august in ParisAugust is a famously sleepy month in Paris, the time when the juilletistes (those French who take their summer holidays in July) switch places with the aoûtiens (pronounced “ah-oo-sien”, who prefer their vacation in August). Small shops may close for the month, and bakeries go on rotation. Even some cultural institutions go into standby mode. For those stranded in the city, there’s always “Paris Plage,” that bizarrely agreeable transformation of the banks of the Seine into a stretch of the Côte d’Azur. Anyone not familiar with it should go. On the right bank, stretching from the Louvre to Bastille, you’ll find more than artificial beach (5000 metric tons of sand) available for lounging and tanning, but also tai chi, games for kids, an open air library, space for playing boules, and more. (A similar installation runs along the Bassin de la Villette, which you can access near the Métro station Stalingrad.) This year Paris Plage runs through September 4th, so there’s still plenty of time to enjoy it.

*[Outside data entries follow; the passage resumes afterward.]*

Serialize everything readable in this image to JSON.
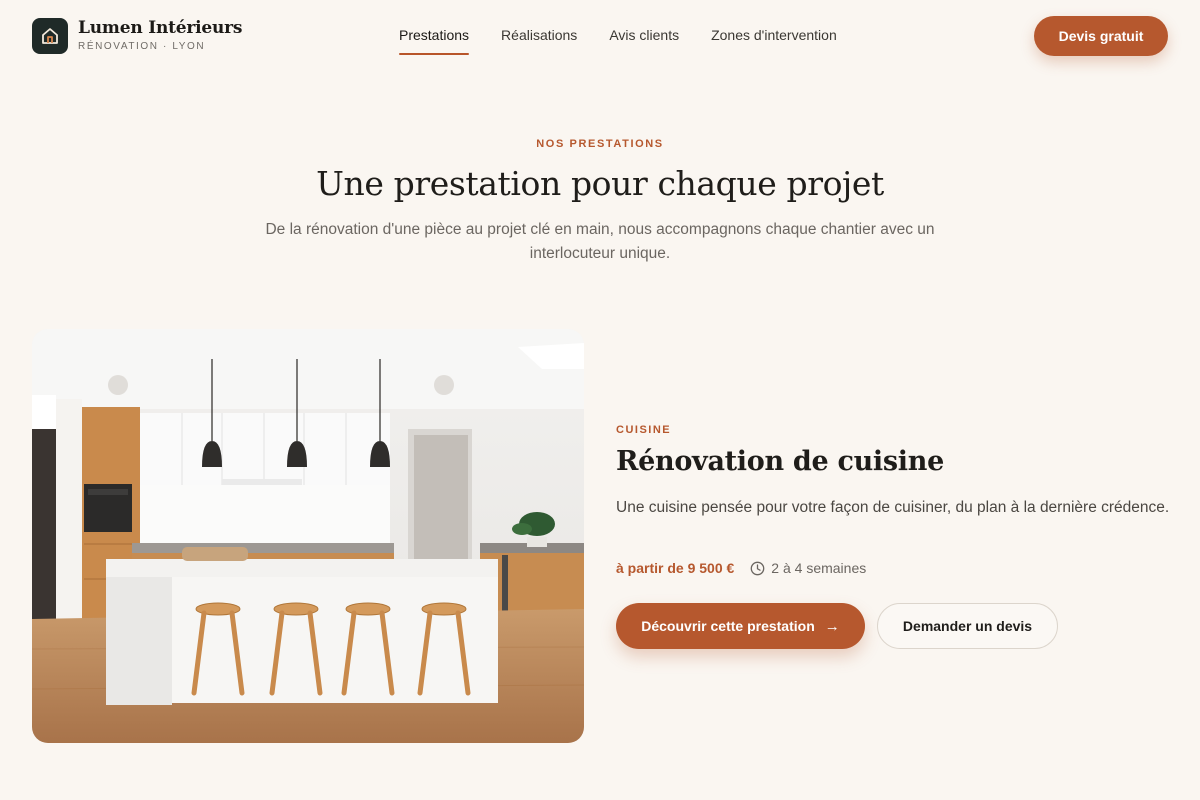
{
  "brand": {
    "name": "Lumen Intérieurs",
    "tagline": "RÉNOVATION · LYON",
    "icon": "house-icon"
  },
  "nav": {
    "items": [
      {
        "label": "Prestations",
        "active": true
      },
      {
        "label": "Réalisations",
        "active": false
      },
      {
        "label": "Avis clients",
        "active": false
      },
      {
        "label": "Zones d'intervention",
        "active": false
      }
    ],
    "cta": "Devis gratuit"
  },
  "section": {
    "eyebrow": "NOS PRESTATIONS",
    "title": "Une prestation pour chaque projet",
    "subtitle": "De la rénovation d'une pièce au projet clé en main, nous accompagnons chaque chantier avec un interlocuteur unique."
  },
  "service": {
    "category": "CUISINE",
    "title": "Rénovation de cuisine",
    "description": "Une cuisine pensée pour votre façon de cuisiner, du plan à la dernière crédence.",
    "price": "à partir de 9 500 €",
    "duration": "2 à 4 semaines",
    "duration_icon": "clock-icon",
    "primary_cta": "Découvrir cette prestation",
    "primary_cta_icon": "arrow-right-icon",
    "secondary_cta": "Demander un devis",
    "image": "kitchen-photo"
  },
  "colors": {
    "accent": "#b6582e",
    "background": "#faf6f1",
    "logo_bg": "#1f2a28"
  }
}
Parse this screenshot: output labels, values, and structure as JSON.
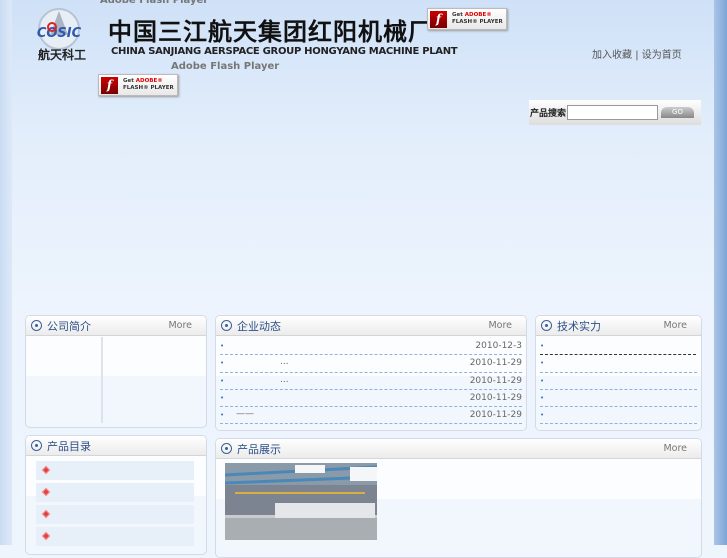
{
  "header": {
    "logo_text": "COSIC",
    "logo_caption": "航天科工",
    "title_cn": "中国三江航天集团红阳机械厂",
    "title_en": "CHINA SANJIANG AERSPACE GROUP HONGYANG MACHINE PLANT",
    "flash_label": "Adobe Flash Player",
    "flash_button": {
      "get": "Get",
      "adobe": "ADOBE®",
      "player": "FLASH® PLAYER"
    },
    "links": [
      "加入收藏",
      "设为首页"
    ],
    "link_sep": "|"
  },
  "search": {
    "label": "产品搜索",
    "value": "",
    "button": "GO"
  },
  "panels": {
    "about": {
      "title": "公司简介",
      "more": "More"
    },
    "news": {
      "title": "企业动态",
      "more": "More",
      "items": [
        {
          "text": "",
          "date": "2010-12-3"
        },
        {
          "text": "...",
          "date": "2010-11-29"
        },
        {
          "text": "...",
          "date": "2010-11-29"
        },
        {
          "text": "",
          "date": "2010-11-29"
        },
        {
          "text": "——",
          "date": "2010-11-29"
        }
      ]
    },
    "tech": {
      "title": "技术实力",
      "more": "More",
      "items": [
        "",
        "",
        "",
        "",
        ""
      ]
    },
    "catalog": {
      "title": "产品目录",
      "items": [
        "",
        "",
        "",
        ""
      ]
    },
    "showcase": {
      "title": "产品展示",
      "more": "More"
    }
  },
  "bullet": "•"
}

An Action-Packed Day for 50 Euros

August 6th, 2016

I don’t normally work with companies promoting services, but I recently received a challenge that I thought would be genuinely interesting in connection to a service that seemed particularly useful to travellers. The challenge came from WeSwap, who asked how I would spend £50 in one day in Paris. Obviously it’s pretty easy to spend that amount of money very quickly in the French capital, but the challenge was rather to see just how much I could do with that sum.

weswapWeSwap is a social currency service that enables travellers to exchange money between themselves without the need to go through banks. WeSwap credited my account with £50, which I actually swapped before the Brexit vote, meaning I got a now generous looking €64.25 for my £50. Given that withdrawing money from a cash dispenser is charged at €1.75 (although this fee is waived if you withdraw €200 or more), I have rounded this down to €60 for the purpose of this challenge.

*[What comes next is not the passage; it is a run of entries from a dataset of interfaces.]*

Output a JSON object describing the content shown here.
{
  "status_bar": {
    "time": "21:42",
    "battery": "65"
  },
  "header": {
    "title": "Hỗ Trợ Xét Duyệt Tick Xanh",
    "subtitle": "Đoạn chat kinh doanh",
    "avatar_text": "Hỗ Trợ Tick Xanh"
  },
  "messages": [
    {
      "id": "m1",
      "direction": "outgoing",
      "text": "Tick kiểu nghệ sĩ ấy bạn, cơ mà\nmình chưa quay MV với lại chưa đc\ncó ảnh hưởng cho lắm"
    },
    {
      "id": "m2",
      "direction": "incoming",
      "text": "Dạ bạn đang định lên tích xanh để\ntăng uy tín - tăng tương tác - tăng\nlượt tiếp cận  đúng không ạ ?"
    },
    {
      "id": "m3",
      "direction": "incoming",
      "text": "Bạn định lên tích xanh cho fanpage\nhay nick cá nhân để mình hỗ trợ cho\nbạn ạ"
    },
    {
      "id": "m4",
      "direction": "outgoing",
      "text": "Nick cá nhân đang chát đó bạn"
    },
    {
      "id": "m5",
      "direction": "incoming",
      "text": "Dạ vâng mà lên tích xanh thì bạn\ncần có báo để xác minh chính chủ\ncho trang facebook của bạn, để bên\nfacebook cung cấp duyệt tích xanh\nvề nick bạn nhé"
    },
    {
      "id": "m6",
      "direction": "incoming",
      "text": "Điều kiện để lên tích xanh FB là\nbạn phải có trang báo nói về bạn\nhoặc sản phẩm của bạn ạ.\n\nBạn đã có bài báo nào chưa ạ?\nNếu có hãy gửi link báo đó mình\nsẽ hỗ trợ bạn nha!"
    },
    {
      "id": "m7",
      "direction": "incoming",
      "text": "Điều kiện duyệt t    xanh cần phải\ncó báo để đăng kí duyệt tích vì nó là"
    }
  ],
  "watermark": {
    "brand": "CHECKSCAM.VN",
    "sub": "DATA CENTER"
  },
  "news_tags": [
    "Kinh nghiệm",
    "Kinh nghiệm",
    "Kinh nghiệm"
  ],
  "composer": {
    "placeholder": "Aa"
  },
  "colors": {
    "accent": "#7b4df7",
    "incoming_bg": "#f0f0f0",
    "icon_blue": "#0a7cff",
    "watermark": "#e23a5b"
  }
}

So what did I do with €60? A mix of history, culture and sport, with a little bit of food and drink to keep me going!

Museum of Fun!

July 25th, 2016

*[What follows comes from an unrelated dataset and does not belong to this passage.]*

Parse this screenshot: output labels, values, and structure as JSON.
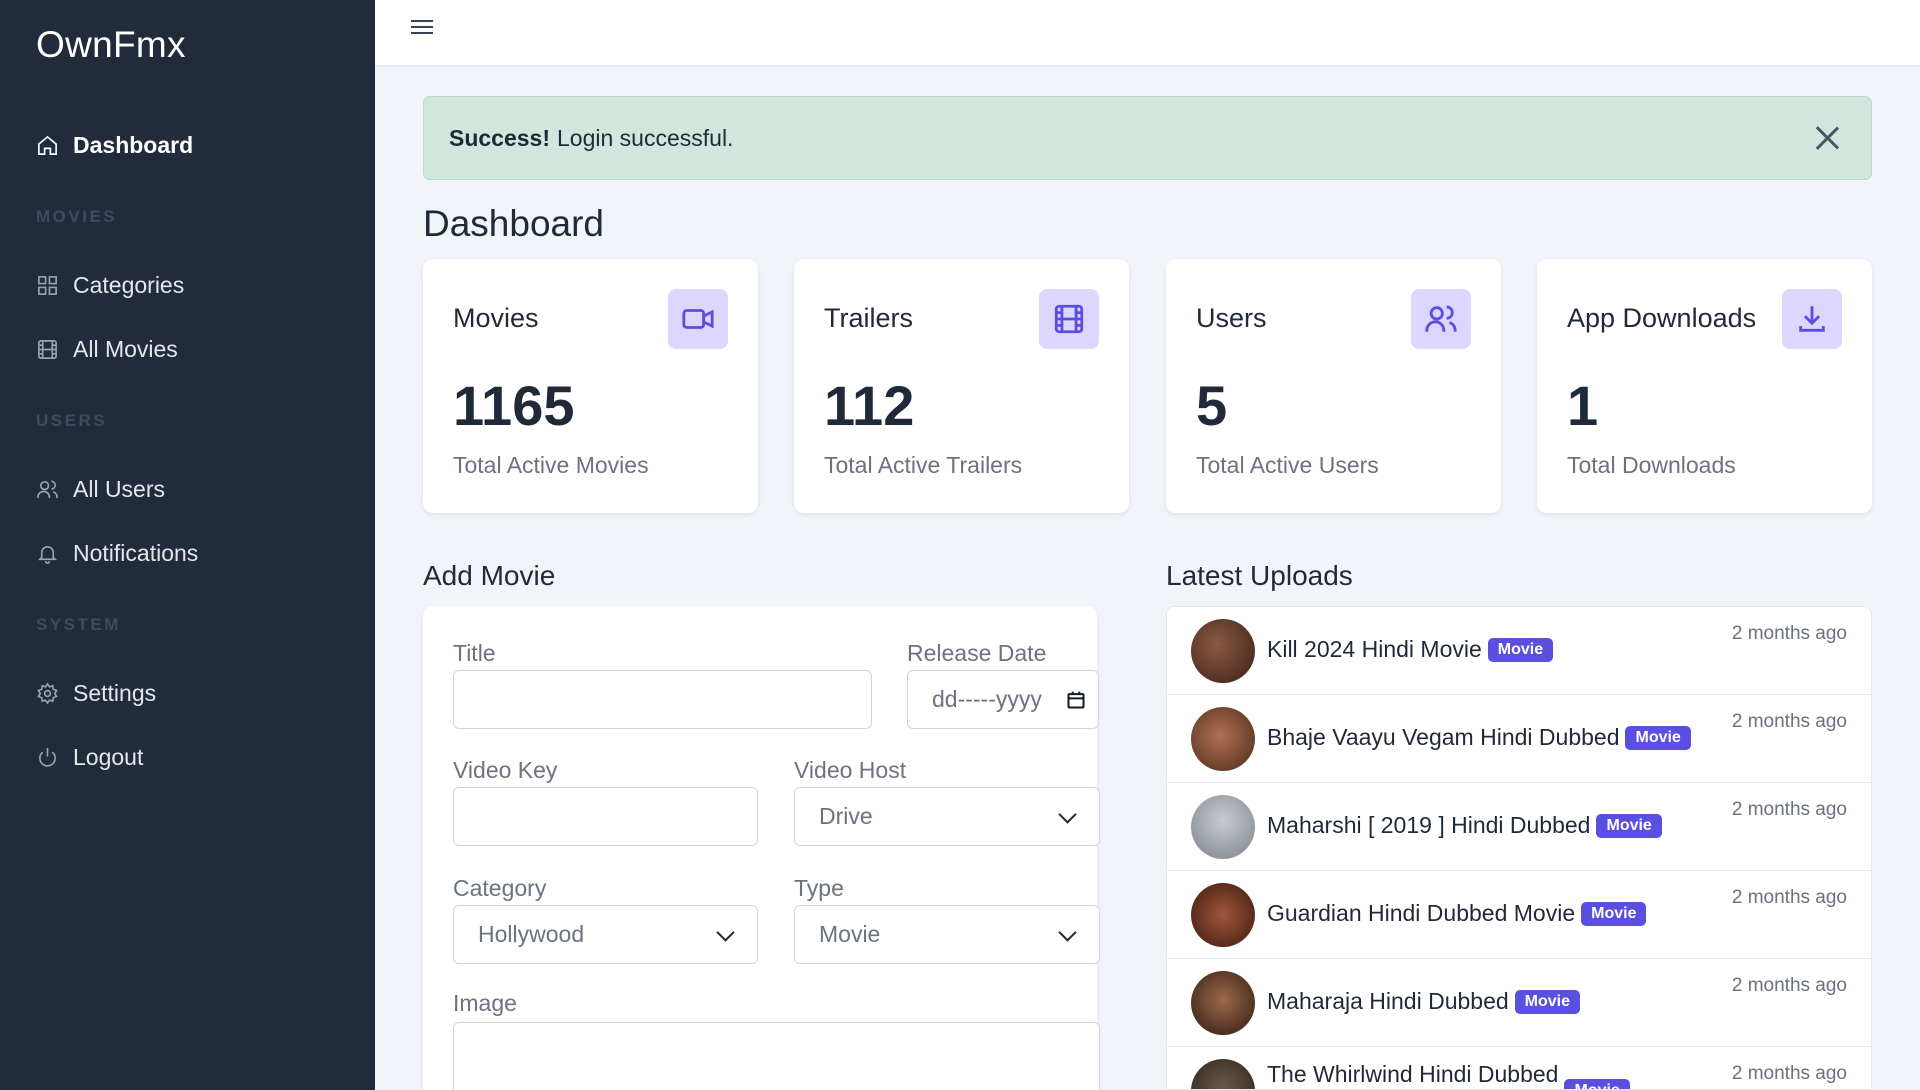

Blue Sky RioA new museum opened in Paris by the name of Art Ludique Musée, housed in the same building as the MoonRoof restaurant and the Mode et Design museum–you know, the big crazy green thing on the Quai D’Austerlitz. If you’ve not yet been there it’s a hotbed of happenings including Wanderlust and Nuba restaurant, cocktail and nightclubs.

Jeanne & Chris Wedge, whom I know from back home in New York, were attending a show in Chris’ honor at the Museum, a retrospective on his work at Blue Sky Studio–the only East Coast animation studio in the US. Despite the rainy week, we had Blue Sky in Paris. He’s an Academy Award-winning animation director and has directed such movies as Epic, Robots and the first of the five Ice Age movie. His studio has produced many more films. Some of the best animated work out there in the past 30 years was created Blue Sky Studios. The company that he created with a group of colleagues will turn 30 next year.

ludiqueHe says it all with art. And that’s the point of this show and in the museum in general, to let people in on the artwork and illustration as well as the hundreds of hours of conception work that is done to create great animated movies. As a lover of film but someone who knows absolutely nothing about animation, getting the headphones at the museum was critical.